At a recent multiple sclerosis (MS) conference, the topic of MS and sex came up. It was discussed for about 23 seconds. Later on, a well-known neurologist pulled me aside. He quietly said, “Melissa, do MS patients really care about sex?” I wanted to turn those 23 seconds at the conference into a 23-hour teaching experience right then. Instead, I simply replied, “Yes…and intimacy.”
I understand the conflict in his question. Sex, intimacy, and MS may seem like opposites, like sweet and sour. Research has shown people with MS care deeply about enhancing and regaining their sexual function. They want to bring feelings of intimacy back into their lives. And so do their partners.
For many, MS may be linked to physical and emotional pain. MS may also lead to isolation and distance between people. As MS progresses, it may also produce a diminished sex drive, a change in body image, and a change in roles in a relationship. The independent breadwinner and care partner may suddenly be dependent upon the care of another. Being diagnosed with MS doesn’t make people very happy—let alone put people in the mood to be intimate. Keep in mind that everyone’s MS is different. Be sure to speak with your doctor about questions regarding intimacy.
Sexual impairment may be attributed to symptoms associated with MS. These include impaired sensation, pain, fatigue, spasticity, bladder and bowel issues, tingling, concentration, and symptoms related to mood.
Psychosocial factors may also affect people’s ability to experience a gratifying sex life and meaningful relationships. For instance, poor body image, low self-esteem, feelings such as self-consciousness, embarrassment, fear, loss, and mood disorders.
According to the National Multiple Sclerosis Society, 91% of men and 72% of women with MS reported that they were affected by sexual problems. In another recent study, 63% of people with MS reported their sexual activity had been affected.
While sexual problems can be common in any relationship, these statistics are very telling of what people living with MS are going through. People are often reluctant to discuss the subject with their partners or healthcare professionals. This can be due to fear or embarrassment.
Both men and women should discuss any sexual problems with a doctor, and discuss whether medications may be helpful.
There are profound differences between sex, intimacy, and sexual intimacy:
However, there is no perfect recipe.

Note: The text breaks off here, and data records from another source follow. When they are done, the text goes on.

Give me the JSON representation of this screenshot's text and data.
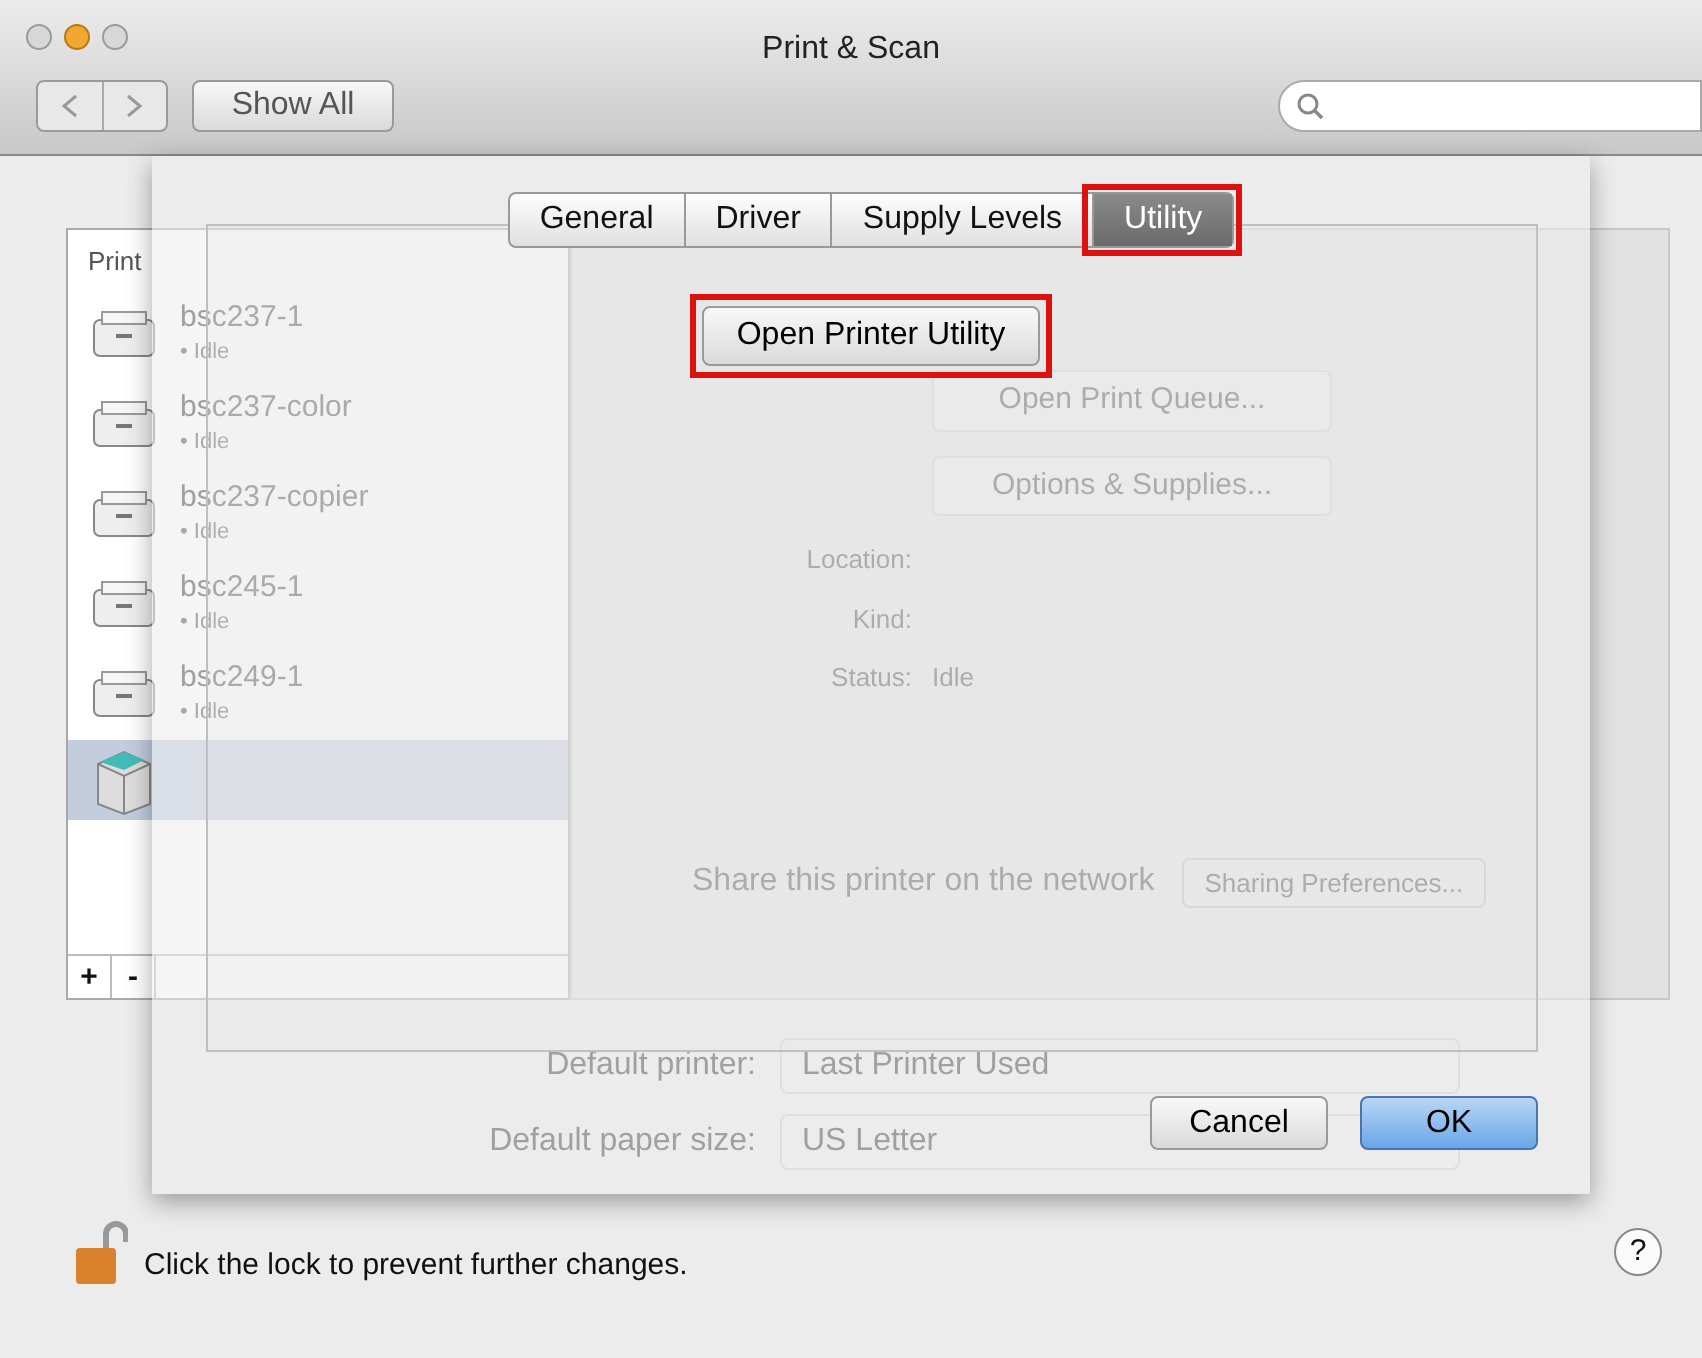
{
  "window": {
    "title": "Print & Scan"
  },
  "toolbar": {
    "show_all": "Show All"
  },
  "printers": {
    "header": "Print",
    "items": [
      {
        "kind": "printer",
        "name": "bsc237-1",
        "status": "• Idle",
        "selected": false
      },
      {
        "kind": "printer",
        "name": "bsc237-color",
        "status": "• Idle",
        "selected": false
      },
      {
        "kind": "printer",
        "name": "bsc237-copier",
        "status": "• Idle",
        "selected": false
      },
      {
        "kind": "printer",
        "name": "bsc245-1",
        "status": "• Idle",
        "selected": false
      },
      {
        "kind": "printer",
        "name": "bsc249-1",
        "status": "• Idle",
        "selected": false
      },
      {
        "kind": "copier",
        "selected": true
      }
    ],
    "list_buttons": [
      "+",
      "-"
    ]
  },
  "detail": {
    "buttons": [
      "Open Print Queue...",
      "Options & Supplies..."
    ],
    "fields": [
      {
        "label": "Location:"
      },
      {
        "label": "Kind:"
      },
      {
        "label": "Status:",
        "value": "Idle"
      }
    ],
    "share": "Share this printer on the network",
    "sharing_button": "Sharing Preferences..."
  },
  "defaults": [
    {
      "label": "Default printer:",
      "value": "Last Printer Used"
    },
    {
      "label": "Default paper size:",
      "value": "US Letter"
    }
  ],
  "sheet": {
    "tabs": [
      {
        "label": "General",
        "selected": false,
        "highlighted": false
      },
      {
        "label": "Driver",
        "selected": false,
        "highlighted": false
      },
      {
        "label": "Supply Levels",
        "selected": false,
        "highlighted": false
      },
      {
        "label": "Utility",
        "selected": true,
        "highlighted": true
      }
    ],
    "utility_button": {
      "label": "Open Printer Utility",
      "highlighted": true
    },
    "buttons": [
      {
        "label": "Cancel",
        "default": false
      },
      {
        "label": "OK",
        "default": true
      }
    ]
  },
  "footer": {
    "lock_text": "Click the lock to prevent further changes.",
    "locked": false,
    "help": "?"
  }
}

For intimate relationships to be sexual and sexual relationships to become intimate, relaxation is key. It makes you realize you can still experience pleasure in your life. And know that your gift for connecting deeply with another person has not been lost.
Both the body and the mind play a role in intimacy and sex. If MS feels like a third wheel in your relationship, here are 6 tips to consider:
Set a goal of bringing sexuality and intimacy back into your life. Facing the challenges of MS with your partner can actually help bring relationships closer together.
Communication goes beyond talking. It involves creating an environment where you and your partner can feel safe and comfortable speaking with each other. Timing, location, and listening to each other are all key in creating an environment where you and your partner feel valued, understood, and open with each other.
If you are telling your partner about your MS diagnosis for the first time, talk to your partner well in advance of any kind of physical encounter. Allow time for thoughts and feelings to be discussed.
Whether you’ve been married for 40 years or are starting a new relationship, sharing your thoughts and feelings with someone you trust is vital. That could be your partner, friend, neurologist, therapist, or nurse. If you’re not comfortable talking to someone close to you, check out an MS chat room.
Don’t judge yourself during moments of insecurity. Recognize that “no good” ever comes from focusing on the negative. In fact, your critical self may produce more harm than good.
Don’t use words like “should,” “shouldn’t,” “good,” and “bad.” Keep a positive attitude. Avoid criticizing, judging, and second-guessing yourself or your partner. There is no right or wrong in the world of feelings.
You may be anxious about your body and how your abilities have changed. You are not alone. Almost everyone is self-conscious about aspects of their body. Don’t dwell on how things used to be. Try to embrace how you’re beautiful now.
Not much can be done without planning. This includes moments of intimacy. Organize your time and environment around your personal medical and prescriptive needs. Recognize the times of day when you are at your best. Let the excitement of connecting with a partner be a joyous part of your “plan.”
You might think of something that can be infectious as having an isolating effect. But when it comes to intimacy, laughter can connect people and strengthen relationships.
Laughter and humor can help keep a positive mindset. Try to laugh often. Not only is it the best medicine, it’s free!
My grandmother used to say: “Good things come to those who wait.” “Rome wasn’t built in a day.” “Where’s the fire?” She must have known I’d be writing an article someday about sex, intimacy, and MS. It’s essential to avoid “clocking in” and “clocking out” of the process of connecting with another. Intimacy is a deeply personal experience. It can change as your body and feelings develop.
Intimate feelings with another person may be important to your quality of life, so take your time. As my grandma said, “Slow and steady wins the race.”
When navigating intimacy and MS, the goal is to explore a new or forgotten part of your life. The main aim is to create “empathetic attunement.” This is a humanistic connection between you and another person where trust and intimacy can continue to grow.